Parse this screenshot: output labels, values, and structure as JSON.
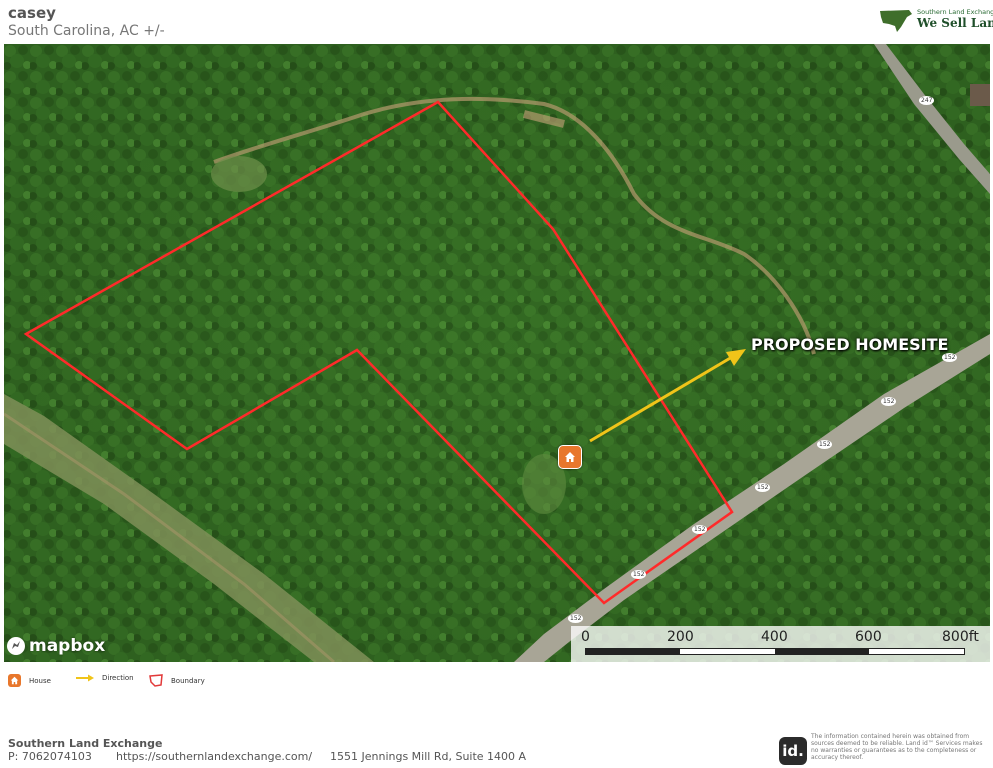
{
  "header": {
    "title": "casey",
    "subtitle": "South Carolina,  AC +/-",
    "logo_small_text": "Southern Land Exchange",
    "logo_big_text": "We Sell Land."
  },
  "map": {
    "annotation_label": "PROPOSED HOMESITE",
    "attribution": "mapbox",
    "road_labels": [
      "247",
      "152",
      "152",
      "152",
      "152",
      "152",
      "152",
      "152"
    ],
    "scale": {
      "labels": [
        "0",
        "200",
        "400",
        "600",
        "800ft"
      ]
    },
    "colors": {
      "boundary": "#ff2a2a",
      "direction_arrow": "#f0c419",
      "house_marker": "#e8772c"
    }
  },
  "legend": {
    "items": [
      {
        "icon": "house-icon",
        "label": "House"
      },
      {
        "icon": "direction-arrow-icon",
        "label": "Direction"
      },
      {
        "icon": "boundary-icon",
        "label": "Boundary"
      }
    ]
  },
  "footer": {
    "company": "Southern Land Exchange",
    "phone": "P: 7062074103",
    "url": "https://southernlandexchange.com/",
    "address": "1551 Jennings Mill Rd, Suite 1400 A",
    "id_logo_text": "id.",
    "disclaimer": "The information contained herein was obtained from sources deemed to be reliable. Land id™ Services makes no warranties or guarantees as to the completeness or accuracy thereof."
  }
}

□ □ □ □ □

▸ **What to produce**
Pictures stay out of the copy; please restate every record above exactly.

▸ **Task output**
Parse this screenshot: output labels, values, and structure as JSON.
{
  "header": {
    "title": "casey",
    "subtitle": "South Carolina,  AC +/-",
    "logo_small_text": "Southern Land Exchange",
    "logo_big_text": "We Sell Land."
  },
  "map": {
    "annotation_label": "PROPOSED HOMESITE",
    "attribution": "mapbox",
    "road_labels": [
      "247",
      "152",
      "152",
      "152",
      "152",
      "152",
      "152",
      "152"
    ],
    "scale": {
      "labels": [
        "0",
        "200",
        "400",
        "600",
        "800ft"
      ]
    },
    "colors": {
      "boundary": "#ff2a2a",
      "direction_arrow": "#f0c419",
      "house_marker": "#e8772c"
    }
  },
  "legend": {
    "items": [
      {
        "icon": "house-icon",
        "label": "House"
      },
      {
        "icon": "direction-arrow-icon",
        "label": "Direction"
      },
      {
        "icon": "boundary-icon",
        "label": "Boundary"
      }
    ]
  },
  "footer": {
    "company": "Southern Land Exchange",
    "phone": "P: 7062074103",
    "url": "https://southernlandexchange.com/",
    "address": "1551 Jennings Mill Rd, Suite 1400 A",
    "id_logo_text": "id.",
    "disclaimer": "The information contained herein was obtained from sources deemed to be reliable. Land id™ Services makes no warranties or guarantees as to the completeness or accuracy thereof."
  }
}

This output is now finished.